[Web page and app entries]
========================================

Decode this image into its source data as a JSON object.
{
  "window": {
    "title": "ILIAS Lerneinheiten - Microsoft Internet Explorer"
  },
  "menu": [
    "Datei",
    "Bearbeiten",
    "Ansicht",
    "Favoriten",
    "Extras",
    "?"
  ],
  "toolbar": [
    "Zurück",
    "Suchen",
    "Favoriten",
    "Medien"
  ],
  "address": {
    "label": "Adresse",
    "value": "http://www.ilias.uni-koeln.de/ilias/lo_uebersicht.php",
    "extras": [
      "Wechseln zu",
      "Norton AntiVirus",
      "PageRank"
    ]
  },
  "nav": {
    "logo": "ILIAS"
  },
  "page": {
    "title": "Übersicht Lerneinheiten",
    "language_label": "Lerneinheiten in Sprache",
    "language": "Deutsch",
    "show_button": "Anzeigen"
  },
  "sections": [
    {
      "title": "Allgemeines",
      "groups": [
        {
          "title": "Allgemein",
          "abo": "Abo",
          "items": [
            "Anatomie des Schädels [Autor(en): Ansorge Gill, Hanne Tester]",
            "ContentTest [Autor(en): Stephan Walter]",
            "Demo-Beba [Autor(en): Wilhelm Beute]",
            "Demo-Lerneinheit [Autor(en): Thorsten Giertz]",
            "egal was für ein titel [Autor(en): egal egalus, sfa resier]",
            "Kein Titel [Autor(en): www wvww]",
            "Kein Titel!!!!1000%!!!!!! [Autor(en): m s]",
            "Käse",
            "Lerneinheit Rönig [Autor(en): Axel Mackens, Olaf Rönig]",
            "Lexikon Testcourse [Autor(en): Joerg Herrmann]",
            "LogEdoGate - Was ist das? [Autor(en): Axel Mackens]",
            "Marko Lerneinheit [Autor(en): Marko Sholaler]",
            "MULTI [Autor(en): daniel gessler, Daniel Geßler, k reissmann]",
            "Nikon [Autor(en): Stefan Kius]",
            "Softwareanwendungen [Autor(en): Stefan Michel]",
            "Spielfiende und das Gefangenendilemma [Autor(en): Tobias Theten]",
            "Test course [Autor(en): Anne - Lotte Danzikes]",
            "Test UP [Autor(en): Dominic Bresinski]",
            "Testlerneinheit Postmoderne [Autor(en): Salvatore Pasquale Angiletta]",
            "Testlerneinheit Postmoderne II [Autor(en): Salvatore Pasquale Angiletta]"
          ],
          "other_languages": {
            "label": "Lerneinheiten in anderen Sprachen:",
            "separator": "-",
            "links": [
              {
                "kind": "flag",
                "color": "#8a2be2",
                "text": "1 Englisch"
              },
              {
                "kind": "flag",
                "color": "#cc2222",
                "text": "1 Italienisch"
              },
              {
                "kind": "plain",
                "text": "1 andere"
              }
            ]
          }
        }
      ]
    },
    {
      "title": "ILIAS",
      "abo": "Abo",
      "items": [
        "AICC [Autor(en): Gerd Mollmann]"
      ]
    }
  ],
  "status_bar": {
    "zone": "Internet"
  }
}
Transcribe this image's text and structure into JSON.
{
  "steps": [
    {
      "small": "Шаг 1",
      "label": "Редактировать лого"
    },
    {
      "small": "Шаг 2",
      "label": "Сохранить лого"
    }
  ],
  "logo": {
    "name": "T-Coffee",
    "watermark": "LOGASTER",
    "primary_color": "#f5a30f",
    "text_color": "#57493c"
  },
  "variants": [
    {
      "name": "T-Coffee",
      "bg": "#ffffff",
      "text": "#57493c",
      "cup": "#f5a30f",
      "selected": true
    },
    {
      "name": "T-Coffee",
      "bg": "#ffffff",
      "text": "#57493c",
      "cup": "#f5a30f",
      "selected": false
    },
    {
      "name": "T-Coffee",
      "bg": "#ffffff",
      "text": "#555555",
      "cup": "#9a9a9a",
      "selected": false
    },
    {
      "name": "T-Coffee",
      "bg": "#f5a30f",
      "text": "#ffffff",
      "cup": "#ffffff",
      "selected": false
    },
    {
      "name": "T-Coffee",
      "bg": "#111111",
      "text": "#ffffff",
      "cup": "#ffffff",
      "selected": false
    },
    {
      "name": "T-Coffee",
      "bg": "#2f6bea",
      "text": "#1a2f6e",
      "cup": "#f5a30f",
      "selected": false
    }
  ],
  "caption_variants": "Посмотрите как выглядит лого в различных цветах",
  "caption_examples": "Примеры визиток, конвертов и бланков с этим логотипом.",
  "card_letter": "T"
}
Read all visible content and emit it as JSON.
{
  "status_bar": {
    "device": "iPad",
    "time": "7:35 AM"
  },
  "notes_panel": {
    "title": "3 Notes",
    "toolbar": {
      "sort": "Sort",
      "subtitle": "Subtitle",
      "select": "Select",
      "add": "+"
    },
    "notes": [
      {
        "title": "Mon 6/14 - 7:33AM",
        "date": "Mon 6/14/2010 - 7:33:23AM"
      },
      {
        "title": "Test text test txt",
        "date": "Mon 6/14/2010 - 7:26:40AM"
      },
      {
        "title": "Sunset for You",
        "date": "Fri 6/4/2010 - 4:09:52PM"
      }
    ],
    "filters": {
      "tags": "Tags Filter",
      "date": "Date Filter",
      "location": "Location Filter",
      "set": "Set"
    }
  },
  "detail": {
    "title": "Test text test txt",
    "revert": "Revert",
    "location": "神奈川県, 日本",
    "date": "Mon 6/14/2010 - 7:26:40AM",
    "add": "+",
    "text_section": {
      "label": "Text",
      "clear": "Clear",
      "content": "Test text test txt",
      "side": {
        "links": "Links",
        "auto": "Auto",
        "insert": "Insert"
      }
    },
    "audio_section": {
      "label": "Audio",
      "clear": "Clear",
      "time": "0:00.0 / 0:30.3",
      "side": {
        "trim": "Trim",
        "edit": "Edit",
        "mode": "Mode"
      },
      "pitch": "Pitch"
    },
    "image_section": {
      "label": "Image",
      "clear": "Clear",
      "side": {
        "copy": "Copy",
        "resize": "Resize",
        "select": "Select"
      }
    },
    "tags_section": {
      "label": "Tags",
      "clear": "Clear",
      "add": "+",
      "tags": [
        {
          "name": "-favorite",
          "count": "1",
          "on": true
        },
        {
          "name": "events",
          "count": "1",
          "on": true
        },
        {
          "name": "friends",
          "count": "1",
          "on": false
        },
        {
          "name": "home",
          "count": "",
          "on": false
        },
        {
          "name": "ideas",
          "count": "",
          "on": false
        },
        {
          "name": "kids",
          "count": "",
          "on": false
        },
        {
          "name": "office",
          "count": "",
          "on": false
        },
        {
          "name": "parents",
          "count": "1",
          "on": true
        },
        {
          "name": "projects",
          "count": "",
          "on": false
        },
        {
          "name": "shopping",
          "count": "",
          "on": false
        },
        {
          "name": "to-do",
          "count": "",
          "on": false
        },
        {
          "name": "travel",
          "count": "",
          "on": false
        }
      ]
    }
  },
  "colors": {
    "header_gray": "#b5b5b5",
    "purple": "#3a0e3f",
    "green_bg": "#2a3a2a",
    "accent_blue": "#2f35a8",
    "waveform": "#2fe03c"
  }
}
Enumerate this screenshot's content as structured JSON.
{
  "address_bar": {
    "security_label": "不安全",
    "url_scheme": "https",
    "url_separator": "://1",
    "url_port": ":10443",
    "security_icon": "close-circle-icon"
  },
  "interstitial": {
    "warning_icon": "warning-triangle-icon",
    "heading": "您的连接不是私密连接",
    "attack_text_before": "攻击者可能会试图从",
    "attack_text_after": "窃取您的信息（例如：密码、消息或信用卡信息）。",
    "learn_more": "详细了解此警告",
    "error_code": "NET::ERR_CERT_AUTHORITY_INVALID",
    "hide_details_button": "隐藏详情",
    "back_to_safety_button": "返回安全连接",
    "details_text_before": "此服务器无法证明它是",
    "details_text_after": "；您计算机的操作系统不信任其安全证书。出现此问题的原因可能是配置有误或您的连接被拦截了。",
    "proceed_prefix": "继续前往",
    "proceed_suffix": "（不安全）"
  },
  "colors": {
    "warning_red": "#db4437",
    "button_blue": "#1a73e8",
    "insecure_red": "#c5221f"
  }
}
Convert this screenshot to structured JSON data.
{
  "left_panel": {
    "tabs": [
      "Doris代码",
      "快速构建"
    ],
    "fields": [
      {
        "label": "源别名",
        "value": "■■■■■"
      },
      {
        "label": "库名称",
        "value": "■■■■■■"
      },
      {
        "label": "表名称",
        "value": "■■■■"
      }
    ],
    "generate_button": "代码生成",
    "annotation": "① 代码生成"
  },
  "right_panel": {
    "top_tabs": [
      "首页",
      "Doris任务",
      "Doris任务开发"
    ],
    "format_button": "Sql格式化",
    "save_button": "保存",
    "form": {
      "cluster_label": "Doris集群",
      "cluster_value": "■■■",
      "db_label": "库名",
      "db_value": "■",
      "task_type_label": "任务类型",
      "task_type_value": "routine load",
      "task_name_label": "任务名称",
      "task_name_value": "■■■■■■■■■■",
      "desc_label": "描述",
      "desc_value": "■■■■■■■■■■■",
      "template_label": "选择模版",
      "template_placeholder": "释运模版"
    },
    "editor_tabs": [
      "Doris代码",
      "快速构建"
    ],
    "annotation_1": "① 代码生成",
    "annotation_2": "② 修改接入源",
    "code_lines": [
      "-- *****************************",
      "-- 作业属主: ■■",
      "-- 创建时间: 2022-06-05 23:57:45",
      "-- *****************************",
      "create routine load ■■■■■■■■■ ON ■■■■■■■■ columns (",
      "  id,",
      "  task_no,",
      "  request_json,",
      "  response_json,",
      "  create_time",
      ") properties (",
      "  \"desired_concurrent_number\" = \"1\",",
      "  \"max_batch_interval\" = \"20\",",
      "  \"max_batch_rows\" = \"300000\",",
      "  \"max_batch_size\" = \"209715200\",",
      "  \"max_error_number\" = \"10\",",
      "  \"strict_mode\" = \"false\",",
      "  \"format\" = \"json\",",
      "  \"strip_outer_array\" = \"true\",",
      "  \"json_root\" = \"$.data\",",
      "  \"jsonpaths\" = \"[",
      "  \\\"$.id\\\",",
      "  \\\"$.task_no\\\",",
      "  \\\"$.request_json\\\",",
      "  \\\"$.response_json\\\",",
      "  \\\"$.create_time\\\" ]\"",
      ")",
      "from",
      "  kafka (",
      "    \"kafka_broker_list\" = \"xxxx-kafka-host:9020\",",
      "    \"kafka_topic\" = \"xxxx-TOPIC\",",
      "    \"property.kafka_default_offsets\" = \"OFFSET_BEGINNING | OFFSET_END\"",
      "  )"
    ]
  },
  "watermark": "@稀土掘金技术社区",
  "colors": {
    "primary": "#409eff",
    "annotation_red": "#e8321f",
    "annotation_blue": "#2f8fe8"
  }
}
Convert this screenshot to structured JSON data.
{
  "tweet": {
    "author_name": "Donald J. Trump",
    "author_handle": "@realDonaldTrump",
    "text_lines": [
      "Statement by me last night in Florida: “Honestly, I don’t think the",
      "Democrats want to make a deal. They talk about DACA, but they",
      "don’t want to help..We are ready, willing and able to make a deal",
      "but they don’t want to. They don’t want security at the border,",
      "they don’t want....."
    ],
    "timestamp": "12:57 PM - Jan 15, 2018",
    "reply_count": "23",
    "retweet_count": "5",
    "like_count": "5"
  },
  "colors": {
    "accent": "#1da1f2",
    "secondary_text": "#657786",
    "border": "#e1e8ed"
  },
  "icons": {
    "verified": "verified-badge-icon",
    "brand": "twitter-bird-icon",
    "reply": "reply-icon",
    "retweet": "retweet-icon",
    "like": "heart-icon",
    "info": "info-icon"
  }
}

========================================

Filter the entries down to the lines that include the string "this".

Decode this image into its source data as a JSON object.
Transcribe this image's text and structure into JSON.
Enumerate this screenshot's content as structured JSON.
Convert this screenshot to structured JSON data.
Convert this screenshot to structured JSON data.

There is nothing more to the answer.